> _ASSIGNED TASK_: Reproduce each of the following records without any deviation.
---------------
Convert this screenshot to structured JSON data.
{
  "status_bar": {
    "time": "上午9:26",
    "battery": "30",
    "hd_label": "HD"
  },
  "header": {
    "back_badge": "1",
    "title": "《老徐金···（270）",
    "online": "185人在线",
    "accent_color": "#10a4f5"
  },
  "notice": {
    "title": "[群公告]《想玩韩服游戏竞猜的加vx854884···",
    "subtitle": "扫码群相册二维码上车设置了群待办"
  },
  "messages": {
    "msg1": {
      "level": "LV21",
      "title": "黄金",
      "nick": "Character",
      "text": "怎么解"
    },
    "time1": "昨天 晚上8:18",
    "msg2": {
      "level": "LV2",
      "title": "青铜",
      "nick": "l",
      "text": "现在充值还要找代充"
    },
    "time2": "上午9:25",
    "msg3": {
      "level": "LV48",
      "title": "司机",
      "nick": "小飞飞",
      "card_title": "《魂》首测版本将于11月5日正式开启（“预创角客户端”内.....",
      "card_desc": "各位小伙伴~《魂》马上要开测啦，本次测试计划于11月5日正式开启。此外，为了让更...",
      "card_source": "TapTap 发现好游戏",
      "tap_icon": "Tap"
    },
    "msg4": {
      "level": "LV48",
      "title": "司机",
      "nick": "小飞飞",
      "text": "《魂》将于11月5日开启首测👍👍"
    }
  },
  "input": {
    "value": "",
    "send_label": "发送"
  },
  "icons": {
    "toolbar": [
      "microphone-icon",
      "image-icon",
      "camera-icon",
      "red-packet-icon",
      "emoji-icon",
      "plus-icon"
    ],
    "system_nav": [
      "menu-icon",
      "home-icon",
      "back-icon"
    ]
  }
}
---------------
> _OUTPUT FOR THIS EXERCISE_:
Convert this screenshot to structured JSON data.
{
  "status_bar": {
    "time": "上午9:26",
    "battery": "30",
    "hd_label": "HD"
  },
  "header": {
    "back_badge": "1",
    "title": "《老徐金···（270）",
    "online": "185人在线",
    "accent_color": "#10a4f5"
  },
  "notice": {
    "title": "[群公告]《想玩韩服游戏竞猜的加vx854884···",
    "subtitle": "扫码群相册二维码上车设置了群待办"
  },
  "messages": {
    "msg1": {
      "level": "LV21",
      "title": "黄金",
      "nick": "Character",
      "text": "怎么解"
    },
    "time1": "昨天 晚上8:18",
    "msg2": {
      "level": "LV2",
      "title": "青铜",
      "nick": "l",
      "text": "现在充值还要找代充"
    },
    "time2": "上午9:25",
    "msg3": {
      "level": "LV48",
      "title": "司机",
      "nick": "小飞飞",
      "card_title": "《魂》首测版本将于11月5日正式开启（“预创角客户端”内.....",
      "card_desc": "各位小伙伴~《魂》马上要开测啦，本次测试计划于11月5日正式开启。此外，为了让更...",
      "card_source": "TapTap 发现好游戏",
      "tap_icon": "Tap"
    },
    "msg4": {
      "level": "LV48",
      "title": "司机",
      "nick": "小飞飞",
      "text": "《魂》将于11月5日开启首测👍👍"
    }
  },
  "input": {
    "value": "",
    "send_label": "发送"
  },
  "icons": {
    "toolbar": [
      "microphone-icon",
      "image-icon",
      "camera-icon",
      "red-packet-icon",
      "emoji-icon",
      "plus-icon"
    ],
    "system_nav": [
      "menu-icon",
      "home-icon",
      "back-icon"
    ]
  }
}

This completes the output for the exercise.